9,000-year-old signs of farming found in India's Ganga plains
|View of the lush Indo-Gangetic plains |
[Credit: Rajesh Karkera]
A team of dedicated scientists led by Anjali Trivedi of BSIP and D P Tiwari, professor of Ancient Indian History and Archaeology department of LU found the 9,000-year-old pollen which proved existence of agricultural practices in the region during the Mesolithic age.
The study revealed that the region from Rae Bareli to Unnao had climate and vegetation suitable for farming at a time when humans in most of the world were surviving on hunting and trying to find new vegetable food sources.
"It could broadly be termed the Mesolithic (middle stone age) age and the area seemed to have human habitat with organised agricultural practices," said Anjali Trivedi.
The study not only throws light on the climate, culture and human habitat it will also help in studying future climatic conditions.

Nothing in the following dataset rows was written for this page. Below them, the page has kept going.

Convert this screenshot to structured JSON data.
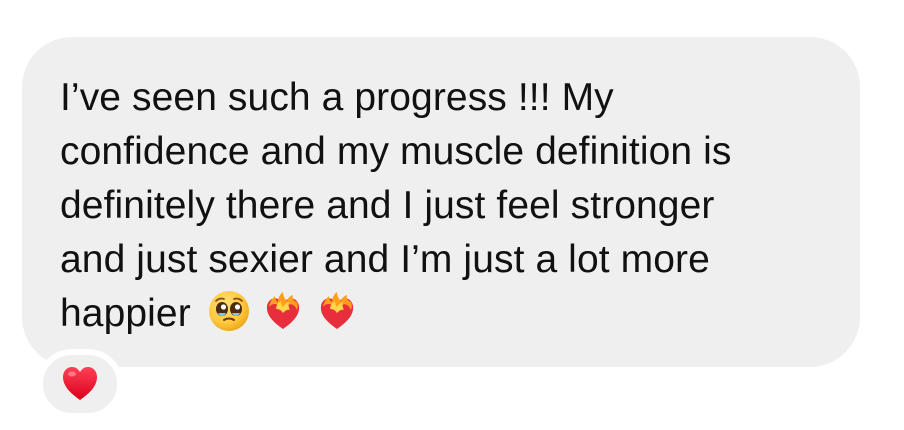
{
  "message": {
    "lines": [
      "I’ve seen such a progress !!! My",
      "confidence and my muscle definition is",
      "definitely there and I just feel stronger",
      "and just sexier and I’m just a lot more",
      "happier"
    ],
    "emojis": [
      "pleading-face-icon",
      "heart-on-fire-icon",
      "heart-on-fire-icon"
    ]
  },
  "reaction": {
    "emoji": "red-heart-icon"
  },
  "colors": {
    "bubble": "#efefef",
    "text": "#111111",
    "heart": "#e21b2d"
  }
}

Moreover, it will help study palaeo lakes which include shifting of river due to tectonic activities or other reasons, she added.
Trivedi said the institute had earlier conducted a study on vegetation and climate change in the central Ganga plain from Jalesar Taal in Unnao. "This study will help in making a comparative study of the two districts," she said . The tree pollen invaded the grasslands with the increase in aquatic pollen portraying the strengthened monsoon which will help in studying future climatic condition and global warming, she said.
Source: The Times of India [March 04, 2016]